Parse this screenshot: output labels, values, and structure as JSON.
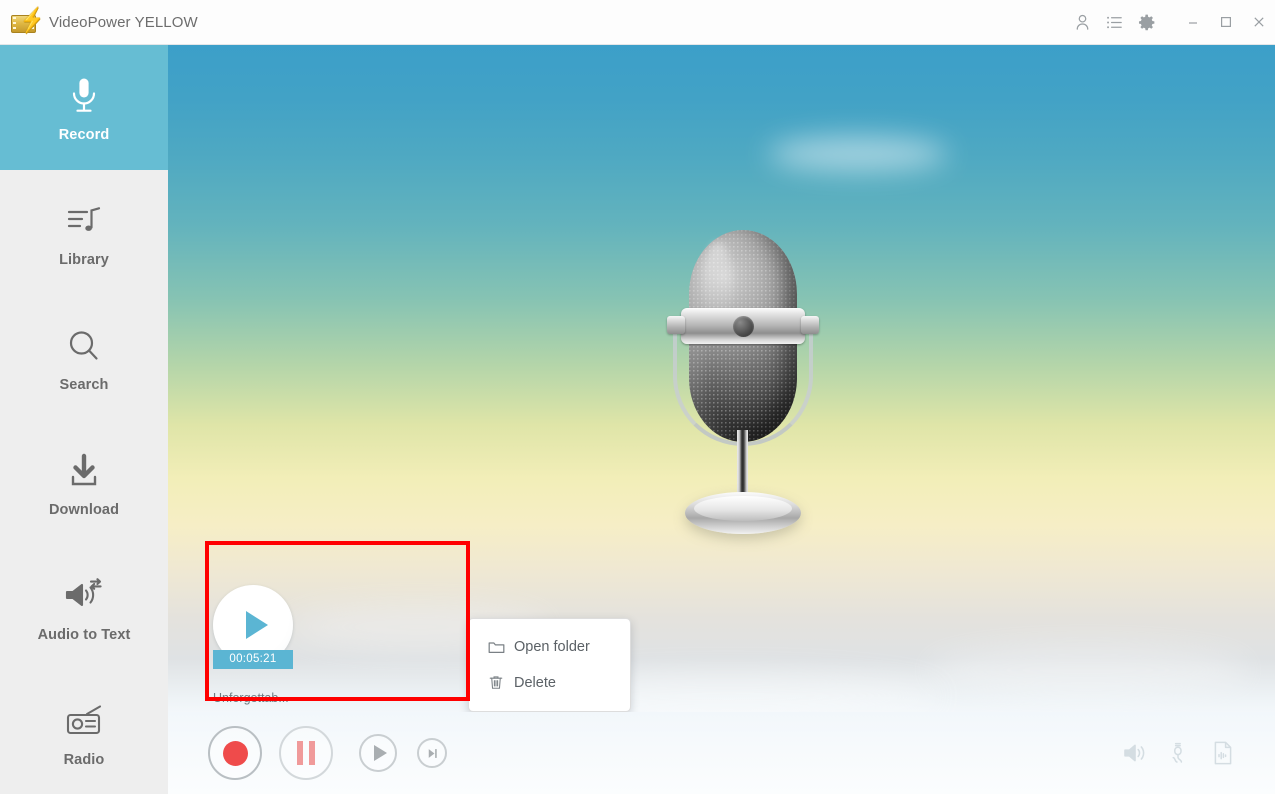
{
  "window": {
    "title": "VideoPower YELLOW",
    "app_icon": "videopower-bolt-icon"
  },
  "titlebar": {
    "icons": [
      {
        "name": "account-icon",
        "label": "Account"
      },
      {
        "name": "task-list-icon",
        "label": "Task list"
      },
      {
        "name": "settings-gear-icon",
        "label": "Settings"
      }
    ],
    "window_controls": [
      {
        "name": "minimize-button",
        "label": "Minimize"
      },
      {
        "name": "maximize-button",
        "label": "Maximize"
      },
      {
        "name": "close-button",
        "label": "Close"
      }
    ]
  },
  "sidebar": {
    "active_index": 0,
    "active_color": "#66bdd3",
    "items": [
      {
        "label": "Record",
        "icon": "microphone-icon"
      },
      {
        "label": "Library",
        "icon": "music-list-icon"
      },
      {
        "label": "Search",
        "icon": "search-icon"
      },
      {
        "label": "Download",
        "icon": "download-icon"
      },
      {
        "label": "Audio to Text",
        "icon": "audio-to-text-icon"
      },
      {
        "label": "Radio",
        "icon": "radio-icon"
      }
    ]
  },
  "stage": {
    "artwork": "vintage-microphone-illustration",
    "background_top_color": "#3c9fc9",
    "background_mid_color": "#f2eeb8",
    "background_bottom_color": "#f3f7fa"
  },
  "recording": {
    "duration": "00:05:21",
    "name": "Unforgettab...",
    "play_icon": "play-icon",
    "accent_color": "#5bb5d3"
  },
  "context_menu": {
    "items": [
      {
        "label": "Open folder",
        "icon": "folder-icon"
      },
      {
        "label": "Delete",
        "icon": "trash-icon"
      }
    ]
  },
  "highlight": {
    "color": "#ff0000"
  },
  "transport": {
    "buttons": [
      {
        "name": "record-button",
        "label": "Record",
        "icon": "record-dot-icon"
      },
      {
        "name": "pause-button",
        "label": "Pause",
        "icon": "pause-icon"
      },
      {
        "name": "play-button",
        "label": "Play",
        "icon": "play-icon"
      },
      {
        "name": "next-button",
        "label": "Next",
        "icon": "skip-next-icon"
      }
    ],
    "utility_icons": [
      {
        "name": "speaker-icon",
        "label": "System sound"
      },
      {
        "name": "microphone-plug-icon",
        "label": "Microphone input"
      },
      {
        "name": "audio-file-icon",
        "label": "Output file"
      }
    ]
  }
}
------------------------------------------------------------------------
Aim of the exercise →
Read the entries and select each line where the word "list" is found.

Result of the task →
        "name": "task-list-icon",
        "label": "Task list"
        "icon": "music-list-icon"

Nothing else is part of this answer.